**** Data records
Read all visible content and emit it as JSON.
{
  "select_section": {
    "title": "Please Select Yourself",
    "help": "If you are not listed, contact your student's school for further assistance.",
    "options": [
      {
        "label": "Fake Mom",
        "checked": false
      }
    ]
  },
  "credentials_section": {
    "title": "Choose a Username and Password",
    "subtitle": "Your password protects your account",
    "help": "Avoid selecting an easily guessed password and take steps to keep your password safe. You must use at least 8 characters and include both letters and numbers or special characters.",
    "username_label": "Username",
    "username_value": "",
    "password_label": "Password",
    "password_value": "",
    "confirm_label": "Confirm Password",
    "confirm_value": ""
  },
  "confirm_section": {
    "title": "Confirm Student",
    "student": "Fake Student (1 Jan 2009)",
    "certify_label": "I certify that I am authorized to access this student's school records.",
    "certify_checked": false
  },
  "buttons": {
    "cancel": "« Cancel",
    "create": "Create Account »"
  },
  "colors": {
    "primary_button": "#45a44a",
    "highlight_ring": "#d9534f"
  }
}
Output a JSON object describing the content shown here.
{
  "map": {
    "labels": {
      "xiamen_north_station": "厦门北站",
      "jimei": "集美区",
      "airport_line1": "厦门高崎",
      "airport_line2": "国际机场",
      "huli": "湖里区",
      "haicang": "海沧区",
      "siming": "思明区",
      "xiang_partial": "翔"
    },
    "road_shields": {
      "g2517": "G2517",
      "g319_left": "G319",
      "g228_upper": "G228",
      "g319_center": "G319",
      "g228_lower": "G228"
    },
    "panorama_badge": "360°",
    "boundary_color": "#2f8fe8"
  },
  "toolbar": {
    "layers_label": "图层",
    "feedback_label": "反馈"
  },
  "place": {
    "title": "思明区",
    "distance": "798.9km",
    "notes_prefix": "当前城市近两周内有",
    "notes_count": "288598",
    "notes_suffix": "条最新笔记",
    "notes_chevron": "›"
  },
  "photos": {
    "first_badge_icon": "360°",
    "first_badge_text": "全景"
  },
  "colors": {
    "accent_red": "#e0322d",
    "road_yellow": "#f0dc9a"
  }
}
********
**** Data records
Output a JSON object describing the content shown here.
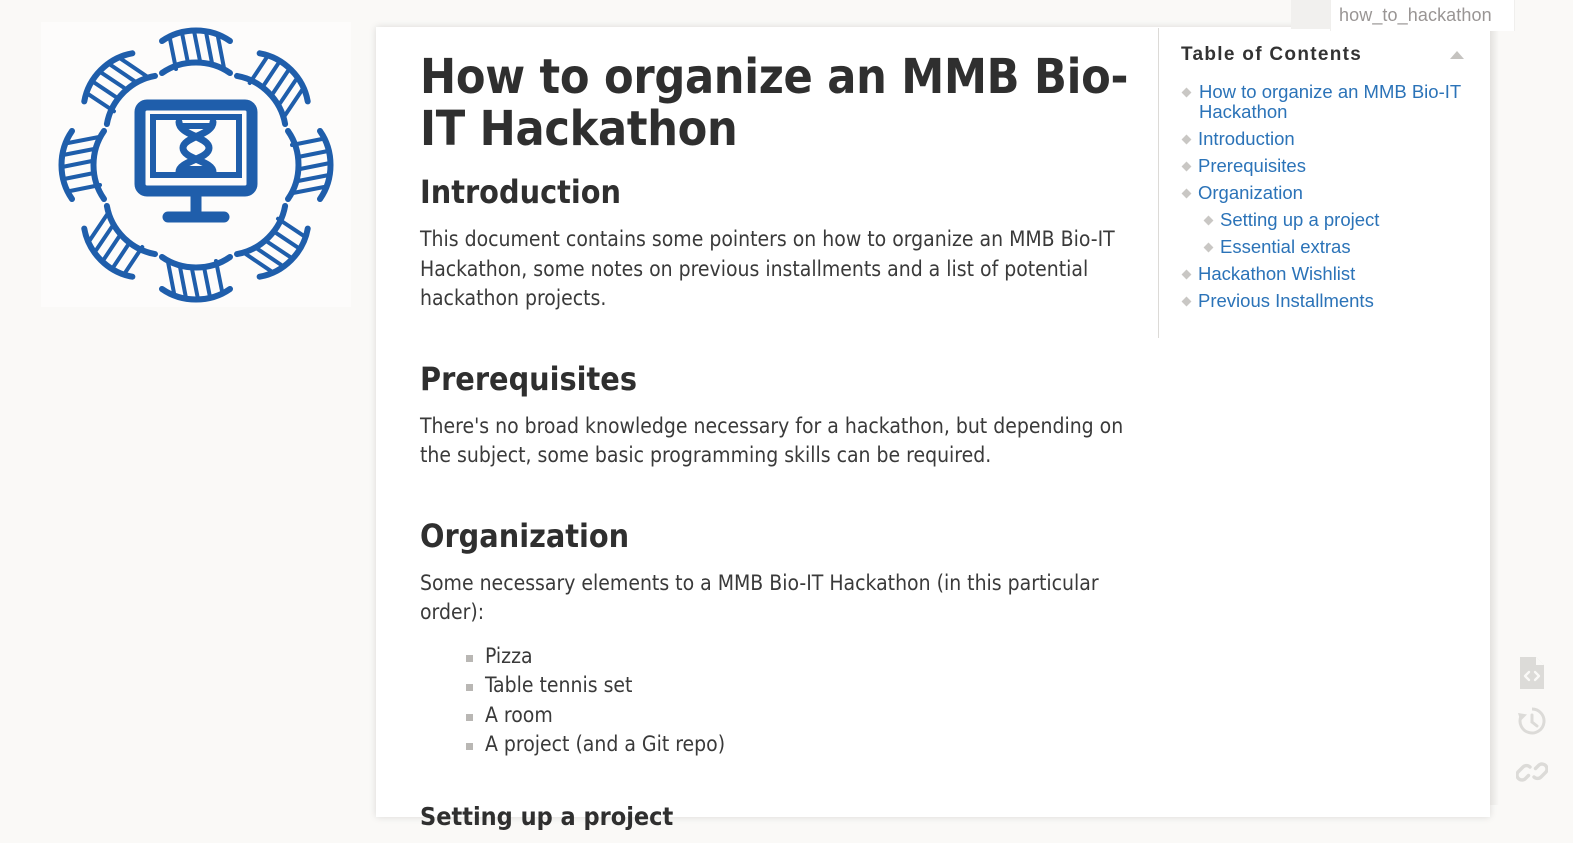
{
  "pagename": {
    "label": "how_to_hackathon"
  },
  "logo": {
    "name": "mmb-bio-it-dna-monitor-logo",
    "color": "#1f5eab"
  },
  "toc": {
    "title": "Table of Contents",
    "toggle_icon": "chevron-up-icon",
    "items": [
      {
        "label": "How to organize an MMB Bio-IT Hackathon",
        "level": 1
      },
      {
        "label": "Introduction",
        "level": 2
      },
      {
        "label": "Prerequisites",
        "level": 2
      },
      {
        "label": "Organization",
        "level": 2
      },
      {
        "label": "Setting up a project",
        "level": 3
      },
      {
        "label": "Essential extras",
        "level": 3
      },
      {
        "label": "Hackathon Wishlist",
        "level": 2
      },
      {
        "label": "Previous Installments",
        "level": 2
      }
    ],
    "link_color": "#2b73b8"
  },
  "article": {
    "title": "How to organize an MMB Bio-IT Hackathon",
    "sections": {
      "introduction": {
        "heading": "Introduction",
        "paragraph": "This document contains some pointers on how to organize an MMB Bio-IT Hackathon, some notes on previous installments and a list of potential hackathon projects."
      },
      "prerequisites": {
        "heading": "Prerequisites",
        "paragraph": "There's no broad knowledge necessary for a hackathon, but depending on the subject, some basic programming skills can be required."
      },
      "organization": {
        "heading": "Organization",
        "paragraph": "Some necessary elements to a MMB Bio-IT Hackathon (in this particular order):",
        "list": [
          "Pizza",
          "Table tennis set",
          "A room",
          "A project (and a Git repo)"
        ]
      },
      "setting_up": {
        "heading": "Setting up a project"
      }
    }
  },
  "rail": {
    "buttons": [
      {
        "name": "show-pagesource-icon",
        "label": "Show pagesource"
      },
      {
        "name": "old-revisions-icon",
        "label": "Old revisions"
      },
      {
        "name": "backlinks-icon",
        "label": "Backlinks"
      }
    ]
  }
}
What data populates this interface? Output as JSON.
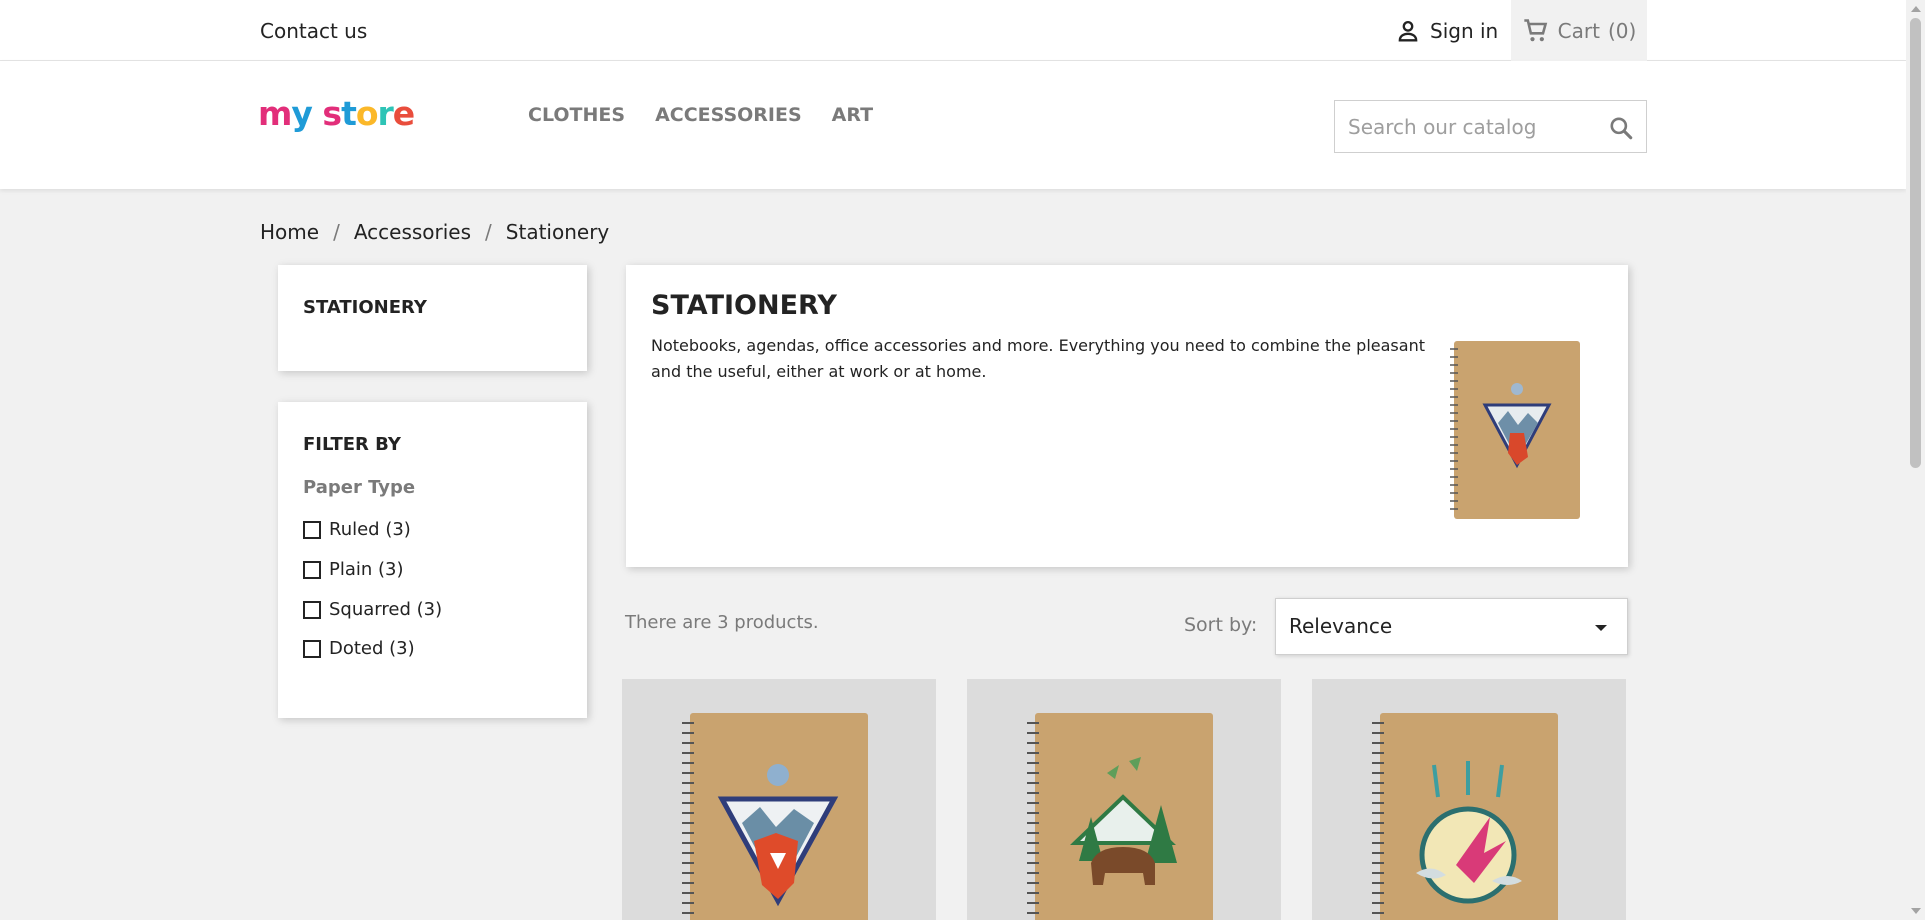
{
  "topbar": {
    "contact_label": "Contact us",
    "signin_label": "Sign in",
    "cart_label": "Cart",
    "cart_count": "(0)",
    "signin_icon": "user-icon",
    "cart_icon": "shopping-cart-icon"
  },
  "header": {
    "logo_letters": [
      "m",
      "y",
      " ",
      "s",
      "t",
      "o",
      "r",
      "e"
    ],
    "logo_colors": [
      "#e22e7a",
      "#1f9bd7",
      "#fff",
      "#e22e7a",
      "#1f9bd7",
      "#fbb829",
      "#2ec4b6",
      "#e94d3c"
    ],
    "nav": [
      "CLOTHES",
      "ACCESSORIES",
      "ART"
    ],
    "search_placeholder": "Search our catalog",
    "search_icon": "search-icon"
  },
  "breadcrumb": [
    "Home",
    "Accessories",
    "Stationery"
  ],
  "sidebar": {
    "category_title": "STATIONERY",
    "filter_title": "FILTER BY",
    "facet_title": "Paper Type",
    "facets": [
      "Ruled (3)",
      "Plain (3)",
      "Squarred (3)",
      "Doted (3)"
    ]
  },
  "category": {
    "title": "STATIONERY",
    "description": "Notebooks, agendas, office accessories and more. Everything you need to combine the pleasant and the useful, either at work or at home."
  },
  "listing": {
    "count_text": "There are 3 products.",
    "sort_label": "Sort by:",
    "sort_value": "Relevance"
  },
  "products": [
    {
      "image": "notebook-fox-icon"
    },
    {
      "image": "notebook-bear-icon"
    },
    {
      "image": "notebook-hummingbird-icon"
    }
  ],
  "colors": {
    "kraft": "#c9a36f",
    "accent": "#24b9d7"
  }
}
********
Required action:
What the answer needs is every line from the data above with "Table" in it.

Result below:
    "title": "Table of Contents",
          "Table tennis set",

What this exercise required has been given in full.